In each of these scenarios we have seen the need for common overarching responses and the need to maintain those on cycles of no more than 30 days. These responses are firstly to Survive, followed by exploring the options to Pivot or Adapt and then to move into a Thrive mode in the new reality.
We are aware of some businesses that have already made a substantial Pivot and may have changed, for example, the focus of their manufacturing and consequently have continued to do very well. While that looks like a great outcome we would expect the best of these businesses to already be planning whether they need to make another Pivot as things change or to lock their new found income streams into their future business model. These are strategic decisions that will need to be taken quickly.
Being approximately 6 weeks into an overall community response, we have seen that most businesses are anticipating that their survival initiatives will probably be around a 3 month process and that they are about halfway through that now. We are also seeing an expectation that the search for, and execution of, opportunities to Pivot will take a further 6 months and it may be as much as 12 to 18 months before organisations are starting to thrive in their new reality.
In looking at what this means for leaders, there are a whole range of strategies and tactics that can be applied, here, we would like to just provide a few examples under the Survive and Pivot/Adapt responses, and then point you to some free resources that you may find helpful.
1. For Leaders in all scenarios
a. Survive - Calmness, communication and scenario plans are vital
b. Pivot/Adapt - regularly review your business vision - things will change
c. Thrive - have your growth plan ready with a new view of risk mitigation based on our current shared experience
2. For Leaders in the Busy Scenario
a. Continually review the operational capabilities to respond to unexpected falls in demand and to anticipate growth
b. Make sure that you continually update your disaster scenario plans - it could still happen to you
c. Make sure to use your newfound cash flow to prepare yourself well for your new future as you continue to develop your new product and service offerings
3. For Leaders in the Low Impact Scenario

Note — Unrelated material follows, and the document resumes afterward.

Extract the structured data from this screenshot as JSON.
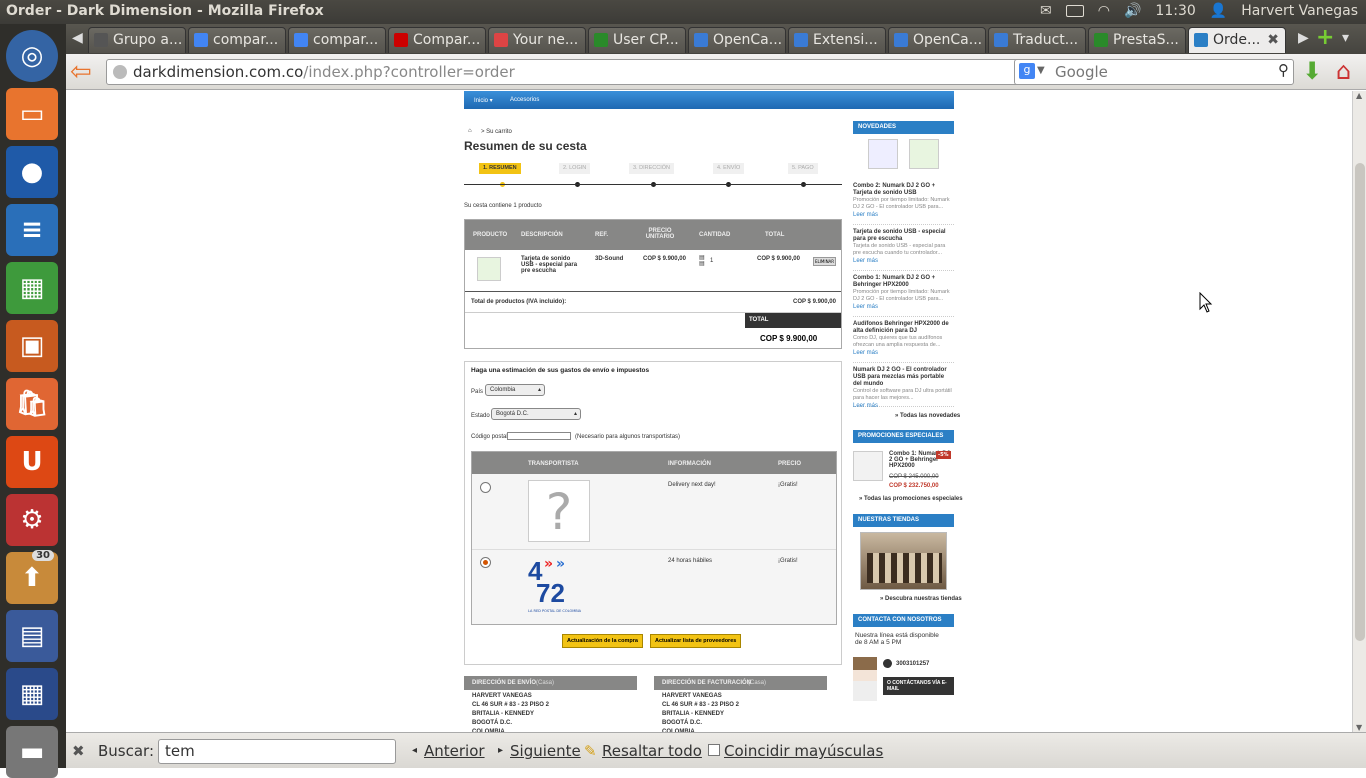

a. Communication and focus are both here, team members will have seen enough of the alternative scenarios to be concerned about their future and if they are not working with purpose, low-impact can turn into high-impact very quickly
b. Your Pivot responses should see a revised strategic plan focusing on recovering lost business but also on evolving into modified products and services - reimagine these in a changed market
4. For Leaders in a High Impact Scenario
a. Hibernate long-term strategically important areas of your business as effectively as possible
b. Choose the team members to work with you on the recovery very carefully
c. Reimagine the business as a leaner and more effective operational unit as the market starts to recover or you discover opportunities to Pivot
Obviously, these are just simple snapshots of leadership responses, but clarity of thinking in all scenarios is what will see good businesses coming out of this on the other side successfully.